REQUIRED WORK: Determine how many lines of this material contain "headline". Give only the number.
....................
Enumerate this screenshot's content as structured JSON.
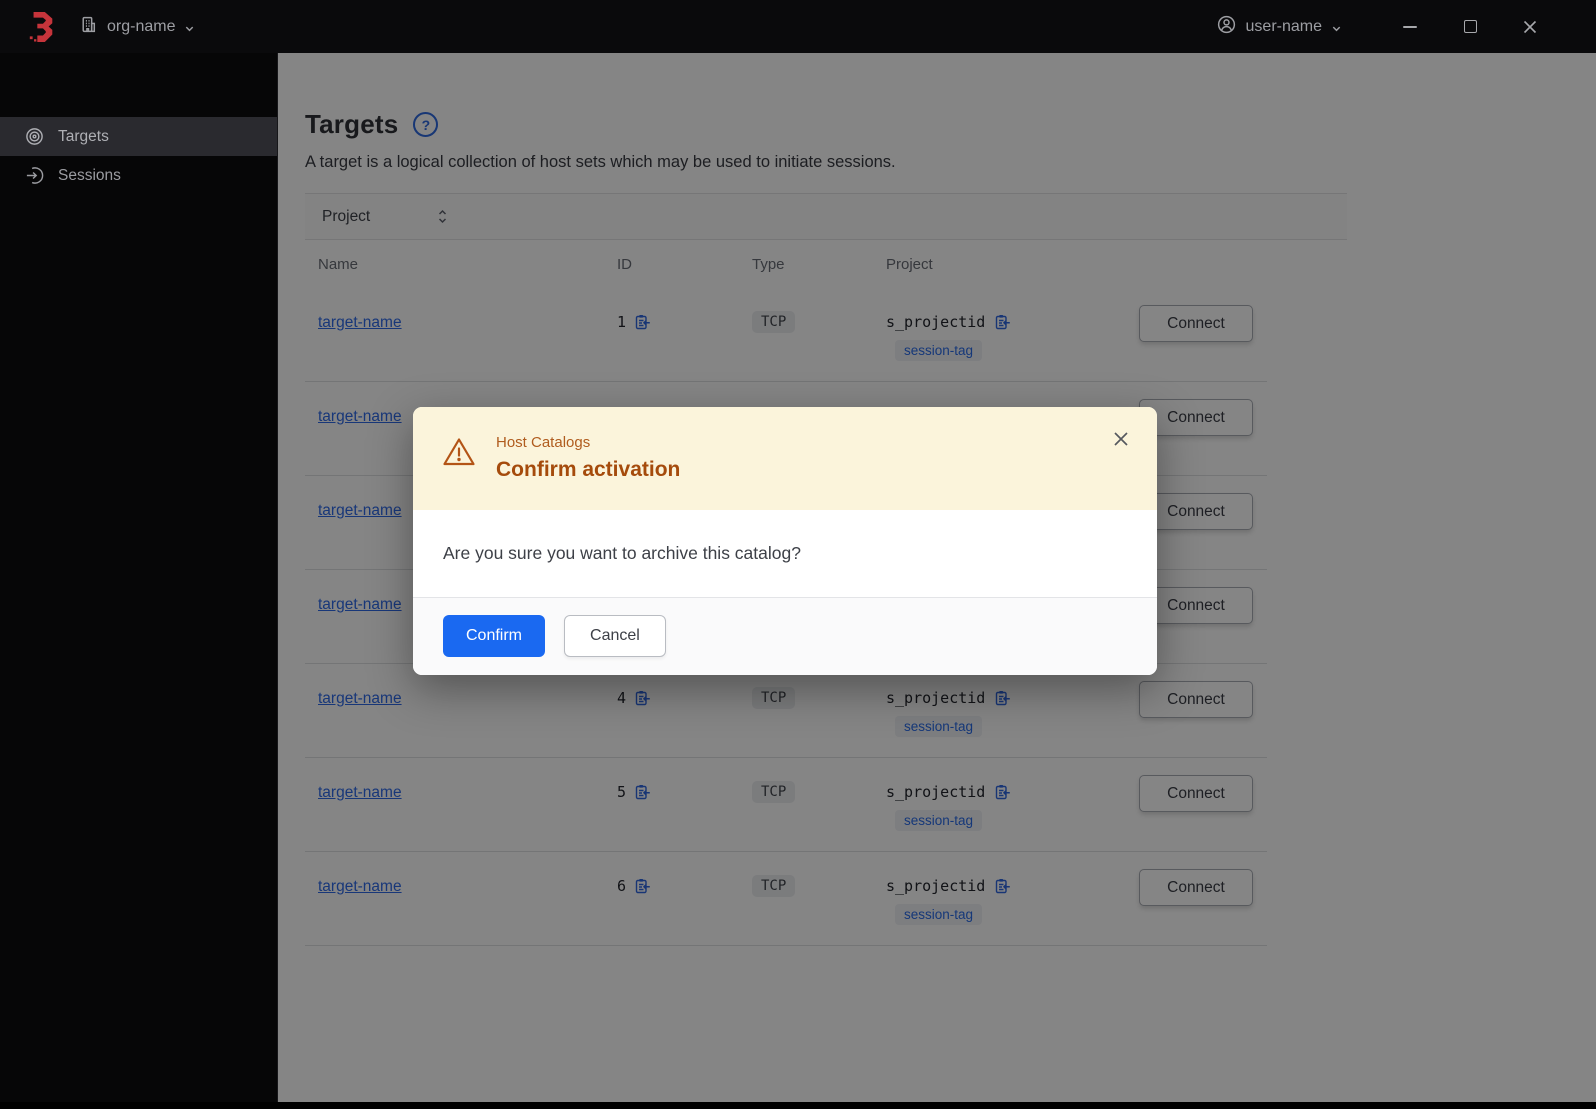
{
  "topbar": {
    "org_label": "org-name",
    "user_label": "user-name"
  },
  "sidebar": {
    "items": [
      {
        "label": "Targets",
        "active": true
      },
      {
        "label": "Sessions",
        "active": false
      }
    ]
  },
  "page": {
    "title": "Targets",
    "help_glyph": "?",
    "description": "A target is a logical collection of host sets which may be used to initiate sessions.",
    "filter_label": "Project",
    "table": {
      "columns": [
        "Name",
        "ID",
        "Type",
        "Project"
      ],
      "connect_label": "Connect",
      "rows": [
        {
          "name": "target-name",
          "id": "1",
          "type": "TCP",
          "project": "s_projectid",
          "tag": "session-tag"
        },
        {
          "name": "target-name",
          "id": "",
          "type": "",
          "project": "",
          "tag": ""
        },
        {
          "name": "target-name",
          "id": "",
          "type": "",
          "project": "",
          "tag": ""
        },
        {
          "name": "target-name",
          "id": "",
          "type": "",
          "project": "",
          "tag": ""
        },
        {
          "name": "target-name",
          "id": "4",
          "type": "TCP",
          "project": "s_projectid",
          "tag": "session-tag"
        },
        {
          "name": "target-name",
          "id": "5",
          "type": "TCP",
          "project": "s_projectid",
          "tag": "session-tag"
        },
        {
          "name": "target-name",
          "id": "6",
          "type": "TCP",
          "project": "s_projectid",
          "tag": "session-tag"
        }
      ]
    }
  },
  "modal": {
    "tagline": "Host Catalogs",
    "title": "Confirm activation",
    "body": "Are you sure you want to archive this catalog?",
    "confirm_label": "Confirm",
    "cancel_label": "Cancel"
  },
  "colors": {
    "accent_blue": "#1a69f1",
    "link_blue": "#2f6ae8",
    "warning_text": "#a54b0c",
    "warning_surface": "#fbf4db",
    "topbar_bg": "#0a0a0c",
    "sidebar_bg": "#060607"
  }
}
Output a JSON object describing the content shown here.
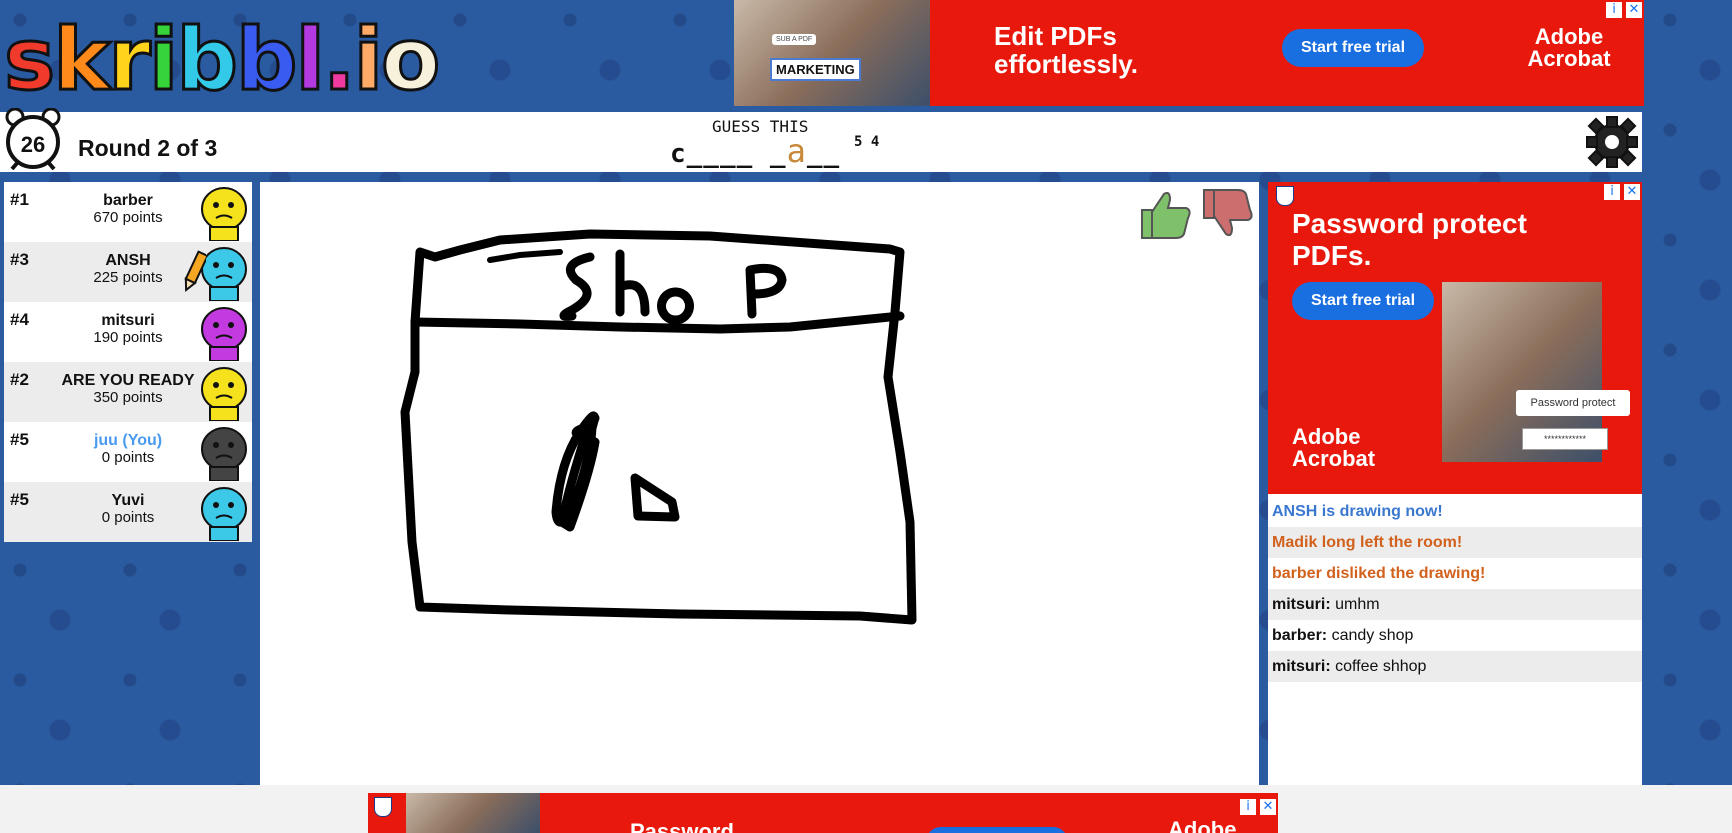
{
  "logo": {
    "text": "skribbl.io!",
    "letters": [
      {
        "ch": "s",
        "color": "#f03a2c"
      },
      {
        "ch": "k",
        "color": "#ff8a1c"
      },
      {
        "ch": "r",
        "color": "#ffd21c"
      },
      {
        "ch": "i",
        "color": "#36d33a"
      },
      {
        "ch": "b",
        "color": "#33c9e8"
      },
      {
        "ch": "b",
        "color": "#3a5bf0"
      },
      {
        "ch": "l",
        "color": "#b33ae0"
      },
      {
        "ch": ".",
        "color": "#f03aa0"
      },
      {
        "ch": "i",
        "color": "#ffaa66"
      },
      {
        "ch": "o",
        "color": "#f7f1dc"
      },
      {
        "ch": "!",
        "color": "#ffffff"
      }
    ]
  },
  "ad_top": {
    "headline": "Edit PDFs effortlessly.",
    "cta": "Start free trial",
    "brand": "Adobe Acrobat",
    "tag": "MARKETING",
    "small_tag": "SUB A PDF"
  },
  "ad_right": {
    "headline": "Password protect PDFs.",
    "cta": "Start free trial",
    "brand": "Adobe Acrobat",
    "field_label": "Password protect",
    "field_value": "************"
  },
  "ad_bottom": {
    "headline": "Password",
    "brand": "Adobe"
  },
  "game": {
    "timer": "26",
    "round": "Round 2 of 3",
    "guess_label": "GUESS THIS",
    "word_pre": "c____ _",
    "word_hint": "a",
    "word_post": "__",
    "word_lengths": "5 4"
  },
  "players": [
    {
      "rank": "#1",
      "name": "barber",
      "points": "670 points",
      "color": "#f5e21c",
      "you": false,
      "drawing": false
    },
    {
      "rank": "#3",
      "name": "ANSH",
      "points": "225 points",
      "color": "#3cc9e8",
      "you": false,
      "drawing": true
    },
    {
      "rank": "#4",
      "name": "mitsuri",
      "points": "190 points",
      "color": "#c23ae0",
      "you": false,
      "drawing": false
    },
    {
      "rank": "#2",
      "name": "ARE YOU READY",
      "points": "350 points",
      "color": "#f5e21c",
      "you": false,
      "drawing": false
    },
    {
      "rank": "#5",
      "name": "juu (You)",
      "points": "0 points",
      "color": "#444444",
      "you": true,
      "drawing": false
    },
    {
      "rank": "#5",
      "name": "Yuvi",
      "points": "0 points",
      "color": "#3cc9e8",
      "you": false,
      "drawing": false
    }
  ],
  "drawing": {
    "text": "Shop"
  },
  "chat": [
    {
      "type": "sys-blue",
      "text": "ANSH is drawing now!"
    },
    {
      "type": "sys-orange",
      "text": "Madik long left the room!"
    },
    {
      "type": "sys-orange",
      "text": "barber disliked the drawing!"
    },
    {
      "type": "msg",
      "name": "mitsuri:",
      "text": " umhm"
    },
    {
      "type": "msg",
      "name": "barber:",
      "text": " candy shop"
    },
    {
      "type": "msg",
      "name": "mitsuri:",
      "text": " coffee shhop"
    }
  ],
  "colors": {
    "background": "#2a5aa0",
    "ad_red": "#e8180c",
    "cta_blue": "#1a6fe0",
    "hint": "#c88a3a",
    "you": "#4a9bf0"
  }
}
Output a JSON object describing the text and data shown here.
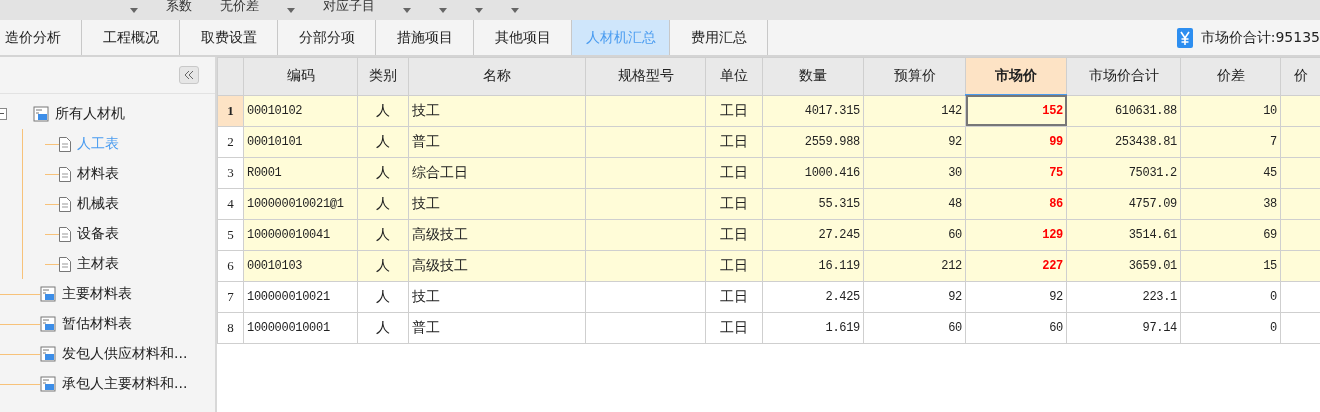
{
  "toolbar": [
    {
      "kind": "caret"
    },
    {
      "kind": "label",
      "label": "系数"
    },
    {
      "kind": "label",
      "label": "无价差"
    },
    {
      "kind": "caret"
    },
    {
      "kind": "label",
      "label": "对应子目"
    },
    {
      "kind": "caret"
    },
    {
      "kind": "caret"
    },
    {
      "kind": "caret"
    },
    {
      "kind": "caret"
    }
  ],
  "tabs": [
    {
      "label": "造价分析",
      "selected": false
    },
    {
      "label": "工程概况",
      "selected": false
    },
    {
      "label": "取费设置",
      "selected": false
    },
    {
      "label": "分部分项",
      "selected": false
    },
    {
      "label": "措施项目",
      "selected": false
    },
    {
      "label": "其他项目",
      "selected": false
    },
    {
      "label": "人材机汇总",
      "selected": true
    },
    {
      "label": "费用汇总",
      "selected": false
    }
  ],
  "summary": {
    "label": "市场价合计:95135"
  },
  "sidebar": {
    "tree": [
      {
        "label": "所有人材机",
        "kind": "group",
        "selected": false,
        "expanded": true,
        "children": [
          {
            "label": "人工表",
            "kind": "leaf",
            "selected": true
          },
          {
            "label": "材料表",
            "kind": "leaf",
            "selected": false
          },
          {
            "label": "机械表",
            "kind": "leaf",
            "selected": false
          },
          {
            "label": "设备表",
            "kind": "leaf",
            "selected": false
          },
          {
            "label": "主材表",
            "kind": "leaf",
            "selected": false
          }
        ]
      },
      {
        "label": "主要材料表",
        "kind": "group",
        "selected": false,
        "expanded": false
      },
      {
        "label": "暂估材料表",
        "kind": "group",
        "selected": false,
        "expanded": false
      },
      {
        "label": "发包人供应材料和...",
        "kind": "group",
        "selected": false,
        "expanded": false
      },
      {
        "label": "承包人主要材料和...",
        "kind": "group",
        "selected": false,
        "expanded": false
      }
    ]
  },
  "table": {
    "columns": [
      {
        "label": "编码",
        "selected": false
      },
      {
        "label": "类别",
        "selected": false
      },
      {
        "label": "名称",
        "selected": false
      },
      {
        "label": "规格型号",
        "selected": false
      },
      {
        "label": "单位",
        "selected": false
      },
      {
        "label": "数量",
        "selected": false
      },
      {
        "label": "预算价",
        "selected": false
      },
      {
        "label": "市场价",
        "selected": true
      },
      {
        "label": "市场价合计",
        "selected": false
      },
      {
        "label": "价差",
        "selected": false
      },
      {
        "label": "价",
        "selected": false
      }
    ],
    "rows": [
      {
        "no": "1",
        "selected": true,
        "highlighted": true,
        "price_changed": true,
        "cells": [
          "00010102",
          "人",
          "技工",
          "",
          "工日",
          "4017.315",
          "142",
          "152",
          "610631.88",
          "10",
          ""
        ]
      },
      {
        "no": "2",
        "selected": false,
        "highlighted": true,
        "price_changed": true,
        "cells": [
          "00010101",
          "人",
          "普工",
          "",
          "工日",
          "2559.988",
          "92",
          "99",
          "253438.81",
          "7",
          ""
        ]
      },
      {
        "no": "3",
        "selected": false,
        "highlighted": true,
        "price_changed": true,
        "cells": [
          "R0001",
          "人",
          "综合工日",
          "",
          "工日",
          "1000.416",
          "30",
          "75",
          "75031.2",
          "45",
          ""
        ]
      },
      {
        "no": "4",
        "selected": false,
        "highlighted": true,
        "price_changed": true,
        "cells": [
          "100000010021@1",
          "人",
          "技工",
          "",
          "工日",
          "55.315",
          "48",
          "86",
          "4757.09",
          "38",
          ""
        ]
      },
      {
        "no": "5",
        "selected": false,
        "highlighted": true,
        "price_changed": true,
        "cells": [
          "100000010041",
          "人",
          "高级技工",
          "",
          "工日",
          "27.245",
          "60",
          "129",
          "3514.61",
          "69",
          ""
        ]
      },
      {
        "no": "6",
        "selected": false,
        "highlighted": true,
        "price_changed": true,
        "cells": [
          "00010103",
          "人",
          "高级技工",
          "",
          "工日",
          "16.119",
          "212",
          "227",
          "3659.01",
          "15",
          ""
        ]
      },
      {
        "no": "7",
        "selected": false,
        "highlighted": false,
        "price_changed": false,
        "cells": [
          "100000010021",
          "人",
          "技工",
          "",
          "工日",
          "2.425",
          "92",
          "92",
          "223.1",
          "0",
          ""
        ]
      },
      {
        "no": "8",
        "selected": false,
        "highlighted": false,
        "price_changed": false,
        "cells": [
          "100000010001",
          "人",
          "普工",
          "",
          "工日",
          "1.619",
          "60",
          "60",
          "97.14",
          "0",
          ""
        ]
      }
    ]
  }
}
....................
ANSWER BOX: 3